Aside from the standard advice, we’d recommend you avoid including any of the following on your legal CV:

Gaffes
  • “Failed BPTC with relatively high grades.”
  • “In my previous job, I was responsible for fraudulent claims.”
  • “My skills include: strong work ethic; attention to detail; team player; self motivated; attention to detail”
Lies
They might even be plausible, but best to just be honest otherwise you’ll soon get found out. Did you really:
  • Give legal advice to friends and family members from the age of 8?
  • Act as PA to the Mayor of London?
Lapses into anecdotal wordiness
This is supposed to be a taut, streamlined and professional document:
  • “I do have some experience of conflict resolution… like the time my sister took my mum’s car keys out of her handbag and went joyriding with her mates and I had to act as a go-between for several hours when she got back and I eventually got them both at the table and we sorted everything out and my sister conceded she’d been wrong to do that and I think that’s where my love of law came from and…”
Bragging about mundane skills
  • When it comes to Word 97-2003, I’m a master.
Standard advice (just in case you’ve forgotten)
  • No typos or grammatical errors
  • Don’t lead with useless information about your primary school education
  • Fancy graphics, images, colours and fonts do not enhance your CV
  • Don’t waffle on for page after page, and don’t completely fill every square inch of space and ruin the readability
  • Your marital status and cleanliness of your driving license aren’t that important - don’t include personal information that has no bearing on your ability to do the job
Your CV can be a powerful document, make the most of it.

Thanks to Anna Gibbons, Corporate Communications Manager at Sellick Partnership, for submitting this post. Sellick Partnership can help you find your perfect job in law.
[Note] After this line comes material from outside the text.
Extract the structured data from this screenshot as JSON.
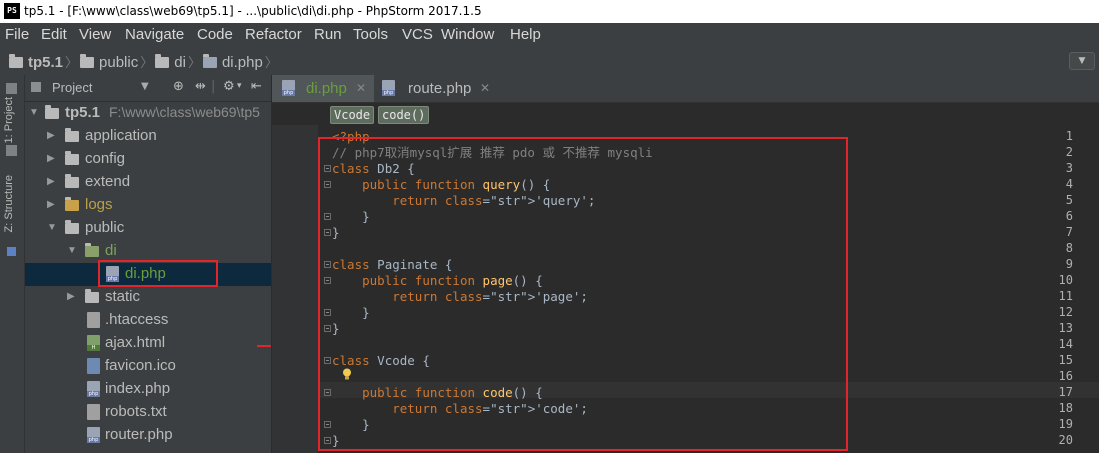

Browse their latest list of jobs in the legal sector and apply today.